"When I hit it, I thought it was gone," Van Slyke said. "I gave Davey [Lopes, first-base coach] a high-five, then looked out and saw the ball coming back in."

Van Slyke padded the lead in the fourth. With one out, Gonzalez took advantage of the real estate between the plate and the backstop when he swung at a strike-three pitch that bounced away from catcher Miguel Montero, Gonzalez reaching first base without a throw.

Van Slyke then sent an opposite-field home run that the jet stream curled just inside the right-field foul pole for a 3-0 lead. It was his second home run in nine career at-bats against Miley.

"I thought it would be foul or caught," said Van Slyke. "I didn't think there was a chance it would go out."

"Threw two pitches to him, missed my spot both times and he made me pay," said Miley. "I actually thought the first one was a homer and the second wasn't and it flip flopped on me."

Goldschmidt doubled to open the sixth inning and took third on a wild pitch. Prado bounced out to third, Goldschmidt holding. Trumbo grounded to second to score Goldschmidt, snapping Kershaw's scoreless-inning streak on Opening Days at 24.

While Van Slyke carried the offense for the Dodgers, the Yasiel Puig leadoff experiment got off to a bad start. Puig, who hit .122 this spring, went 0-for-5 with three strikeouts and seemed to tweak his left shoulder during a seventh-inning at-bat, but he played the entire game, driving a ball to center in the ninth inning that was held up by the wind and caught.

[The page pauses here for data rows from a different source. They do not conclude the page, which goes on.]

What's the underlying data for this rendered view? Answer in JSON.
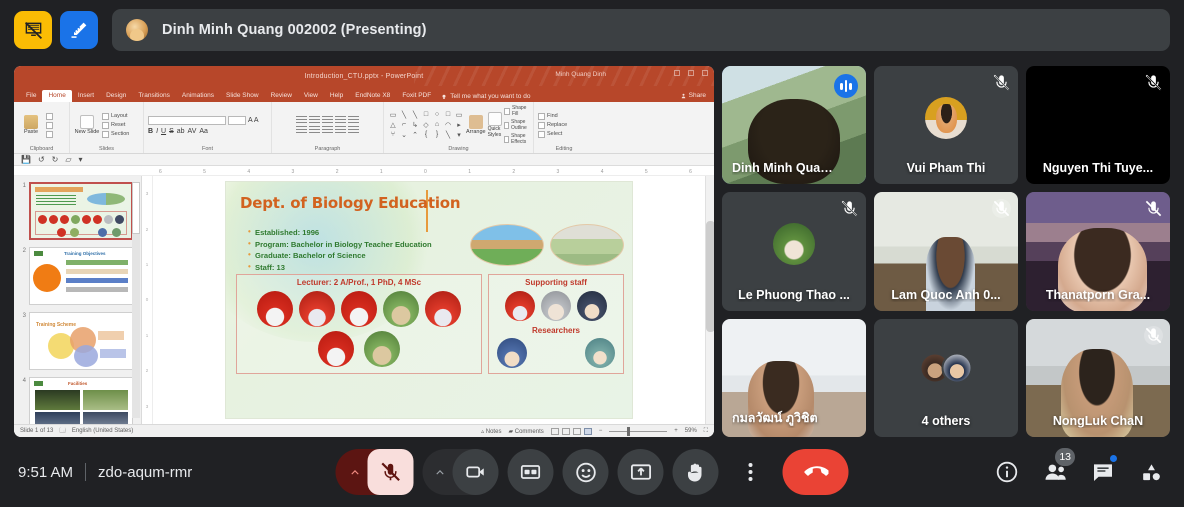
{
  "meeting": {
    "time": "9:51 AM",
    "code": "zdo-aqum-rmr",
    "presenter_banner": "Dinh Minh Quang 002002 (Presenting)",
    "accent_blue": "#1a73e8",
    "accent_yellow": "#fbbc04",
    "danger_red": "#ea4335",
    "surface": "#3c4043",
    "background": "#202124"
  },
  "topbar": {
    "stop_presenting_icon": "presentation-off-icon",
    "annotate_icon": "pen-annotate-icon",
    "avatar": "presenter-avatar"
  },
  "presentation": {
    "titlebar": "Introduction_CTU.pptx  -  PowerPoint",
    "user": "Minh Quang Dinh",
    "share_label": "Share",
    "tellme_placeholder": "Tell me what you want to do",
    "tabs": [
      "File",
      "Home",
      "Insert",
      "Design",
      "Transitions",
      "Animations",
      "Slide Show",
      "Review",
      "View",
      "Help",
      "EndNote X8",
      "Foxit PDF"
    ],
    "active_tab": "Home",
    "ribbon_groups": [
      {
        "name": "Clipboard",
        "items": [
          "Paste",
          "Cut",
          "Copy",
          "Format Painter"
        ]
      },
      {
        "name": "Slides",
        "items": [
          "New Slide",
          "Layout",
          "Reset",
          "Section"
        ]
      },
      {
        "name": "Font",
        "items": [
          "B",
          "I",
          "U",
          "S",
          "ab",
          "AV",
          "Aa"
        ]
      },
      {
        "name": "Paragraph",
        "items": []
      },
      {
        "name": "Drawing",
        "items": [
          "Arrange",
          "Quick Styles",
          "Shape Fill",
          "Shape Outline",
          "Shape Effects"
        ]
      },
      {
        "name": "Editing",
        "items": [
          "Find",
          "Replace",
          "Select"
        ]
      }
    ],
    "status": {
      "slide_counter": "Slide 1 of 13",
      "language": "English (United States)",
      "notes_label": "Notes",
      "comments_label": "Comments",
      "zoom": "59%"
    },
    "thumbnails": [
      {
        "number": "1",
        "caption": "Dept. of Biology Education",
        "selected": true
      },
      {
        "number": "2",
        "caption": "Training Objectives",
        "selected": false
      },
      {
        "number": "3",
        "caption": "Training Scheme",
        "selected": false
      },
      {
        "number": "4",
        "caption": "Facilities",
        "selected": false
      }
    ],
    "slide": {
      "title": "Dept. of Biology Education",
      "bullets": [
        "Established: 1996",
        "Program: Bachelor in Biology Teacher Education",
        "Graduate: Bachelor of Science",
        "Staff: 13"
      ],
      "panel_left_heading": "Lecturer: 2 A/Prof., 1 PhD, 4 MSc",
      "panel_right_heading": "Supporting staff",
      "researchers_heading": "Researchers",
      "lecturer_count": 7,
      "supporting_count": 3,
      "researcher_count": 2
    }
  },
  "tiles": [
    {
      "name": "Dinh Minh Quan...",
      "full": "Dinh Minh Quang 002002",
      "muted": false,
      "speaking": true,
      "active": true,
      "kind": "video-greenhouse",
      "name_align": "left"
    },
    {
      "name": "Vui Pham Thi",
      "muted": true,
      "speaking": false,
      "active": false,
      "kind": "avatar-vui",
      "name_align": "center"
    },
    {
      "name": "Nguyen Thi Tuye...",
      "muted": true,
      "speaking": false,
      "active": false,
      "kind": "camera-off-black",
      "name_align": "center"
    },
    {
      "name": "Le Phuong Thao ...",
      "muted": true,
      "speaking": false,
      "active": false,
      "kind": "avatar-thao",
      "name_align": "center"
    },
    {
      "name": "Lam Quoc Anh 0...",
      "muted": true,
      "speaking": false,
      "active": false,
      "kind": "video-office",
      "name_align": "center"
    },
    {
      "name": "Thanatporn Gra...",
      "muted": true,
      "speaking": false,
      "active": false,
      "kind": "video-temple",
      "name_align": "center"
    },
    {
      "name": "กมลวัฒน์ ภูวิชิต",
      "muted": false,
      "speaking": false,
      "active": false,
      "kind": "video-white-room",
      "name_align": "left"
    },
    {
      "name": "4 others",
      "muted": false,
      "speaking": false,
      "active": false,
      "kind": "others-stack",
      "name_align": "center"
    },
    {
      "name": "NongLuk ChaN",
      "muted": true,
      "speaking": false,
      "active": false,
      "kind": "video-nongluk",
      "name_align": "center"
    }
  ],
  "controls": [
    {
      "id": "mic",
      "label": "Turn off microphone",
      "icon": "mic-off-icon",
      "state": "muted",
      "has_chevron": true
    },
    {
      "id": "camera",
      "label": "Turn on camera",
      "icon": "camera-off-icon",
      "state": "off",
      "has_chevron": true
    },
    {
      "id": "captions",
      "label": "Turn on captions",
      "icon": "closed-captions-icon"
    },
    {
      "id": "reactions",
      "label": "Send a reaction",
      "icon": "emoji-smile-icon"
    },
    {
      "id": "present",
      "label": "Present now",
      "icon": "present-screen-icon"
    },
    {
      "id": "raise-hand",
      "label": "Raise hand",
      "icon": "raise-hand-icon"
    },
    {
      "id": "more",
      "label": "More options",
      "icon": "more-vertical-icon"
    },
    {
      "id": "leave",
      "label": "Leave call",
      "icon": "end-call-icon"
    }
  ],
  "right_panel_icons": [
    {
      "id": "info",
      "label": "Meeting details",
      "icon": "info-circle-icon",
      "badge": null,
      "dot": false
    },
    {
      "id": "people",
      "label": "Show everyone",
      "icon": "people-icon",
      "badge": "13",
      "dot": false
    },
    {
      "id": "chat",
      "label": "Chat with everyone",
      "icon": "chat-bubble-icon",
      "badge": null,
      "dot": true
    },
    {
      "id": "activities",
      "label": "Activities",
      "icon": "activities-shapes-icon",
      "badge": null,
      "dot": false
    }
  ]
}
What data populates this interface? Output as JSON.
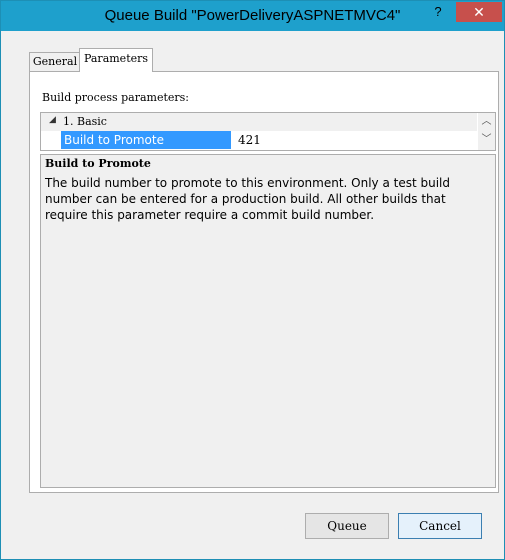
{
  "window": {
    "title": "Queue Build \"PowerDeliveryASPNETMVC4\"",
    "help_label": "?",
    "close_label": "✕"
  },
  "tabs": [
    {
      "label": "General",
      "selected": false
    },
    {
      "label": "Parameters",
      "selected": true
    }
  ],
  "parameters": {
    "section_label": "Build process parameters:",
    "category": {
      "toggle": "◢",
      "label": "1. Basic"
    },
    "property": {
      "name": "Build to Promote",
      "value": "421"
    },
    "scroll_up": "︿",
    "scroll_down": "﹀"
  },
  "description": {
    "title": "Build to Promote",
    "text": "The build number to promote to this environment. Only a test build number can be entered for a production build. All other builds that require this parameter require a commit build number."
  },
  "buttons": {
    "queue_label": "Queue",
    "cancel_label": "Cancel"
  },
  "colors": {
    "titlebar": "#1ea0cc",
    "close": "#c7504c",
    "selection": "#3399ff"
  }
}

Ken Gurnick is a reporter for This story was not subject to the approval of Major League Baseball or its clubs.